The McDonaldization of Society is basically the rationalization of everything. To be rational is to only make decisions that get you closer to achieving your goals. Over the last few decades as large multi-national corporations have ascended to dominance, many one of a kind businesses have been unable to compete and shuttered. Today you can find a McDonald’s, Starbucks, Best Western, Walmart, etc. everywhere and every one of them will be run as close to identical as possible. The reason you can go anywhere and have an experience similar to home, is that anywhere you go, the businesses you will interact with are all reproducing the same optimum method.
The McDonaldization of Travel
The McDonaldization of Society makes it possible for us to travel to distant places and find all of the comforts of home waiting for us, but does that make traveling pointless? Why should we leave home only to do roughly the same things? If our goal is to “get away” and experience “something new”, then the McDonaldization of Society makes this harder.
At the same time, the McDonaldization of Society is not complete and total. Meaning that there are still one of a kind experiences left in the world. If you want to design a trip filled with new experiences, you can, but you’ll have to work to find them. And in closing, I have to admit that after a long day of first experiences, it’s comforting to lay my head down in a hotel room that reminds me of home.
- When you travel, do you crave new experiences, familiar ones, or a combination of both? Explain your answer.
- Think about an ATM or self-checkout lane at a grocery store. How are these examples of the McDonaldization of Society? In your answer address the four facets of McDonaldization listed above.
- If you’ve every driven on the interstate, then you’ve likely noticed that the signs for most exits list gas stations and food options that are roughly the same. How is this an example of The McDonaldization of Society? In your answer address at least two of the four facets of McDonaldization listed above.
- Is it possible that as our society has become McDonaldized we have come to enjoy predictability so much that we want it all of the time, even when we travel? Explain your answer.

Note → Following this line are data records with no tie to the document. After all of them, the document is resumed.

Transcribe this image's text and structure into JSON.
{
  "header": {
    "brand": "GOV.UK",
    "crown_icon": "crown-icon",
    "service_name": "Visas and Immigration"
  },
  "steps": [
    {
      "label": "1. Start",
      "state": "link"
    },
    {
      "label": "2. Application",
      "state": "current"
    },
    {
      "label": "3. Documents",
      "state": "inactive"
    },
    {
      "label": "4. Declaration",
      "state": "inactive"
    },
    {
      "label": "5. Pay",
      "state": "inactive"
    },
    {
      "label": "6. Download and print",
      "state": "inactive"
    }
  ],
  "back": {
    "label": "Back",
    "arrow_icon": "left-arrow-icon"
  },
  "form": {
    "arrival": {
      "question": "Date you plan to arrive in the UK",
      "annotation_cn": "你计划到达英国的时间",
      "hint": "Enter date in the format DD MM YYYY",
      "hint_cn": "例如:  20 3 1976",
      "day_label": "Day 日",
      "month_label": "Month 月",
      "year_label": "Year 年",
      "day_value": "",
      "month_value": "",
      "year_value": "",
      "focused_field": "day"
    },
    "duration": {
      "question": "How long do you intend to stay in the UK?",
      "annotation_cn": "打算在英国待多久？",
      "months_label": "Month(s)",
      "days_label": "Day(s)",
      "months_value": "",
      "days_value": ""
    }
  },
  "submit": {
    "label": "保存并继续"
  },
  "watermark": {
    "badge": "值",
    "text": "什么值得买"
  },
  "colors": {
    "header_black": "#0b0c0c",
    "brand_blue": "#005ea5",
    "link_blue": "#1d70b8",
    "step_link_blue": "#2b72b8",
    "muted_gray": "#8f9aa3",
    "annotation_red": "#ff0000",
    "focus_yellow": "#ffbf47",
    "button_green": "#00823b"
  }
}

- Ritzer, George F. 2007. The McDonaldization of Society. 2nd edition. Los Angles, Calif: SAGE Publications, Inc.
- Weber, M. 1930. The Protestant Ethic And The Spirit Of Capitalism. First Edition edition. George Allen & Unwin.
I’m not judging anyone here, merely observing. There is no wrong way to enjoy some R&R. Do you. ↩
When I ask my students for examples of the McDonaldization of Society they often point to the “obesity epidemic.” However, Ritzer is not talking about how McDonald’s food affects society, but rather he is talking about how the company treats it’s workers, it’s customers, technology, and economic production in general and how the rest of society has also adopted these business principles. ↩
Here Ritzer is building off of Max Weber’s (1930) foundational work on rationalization. ↩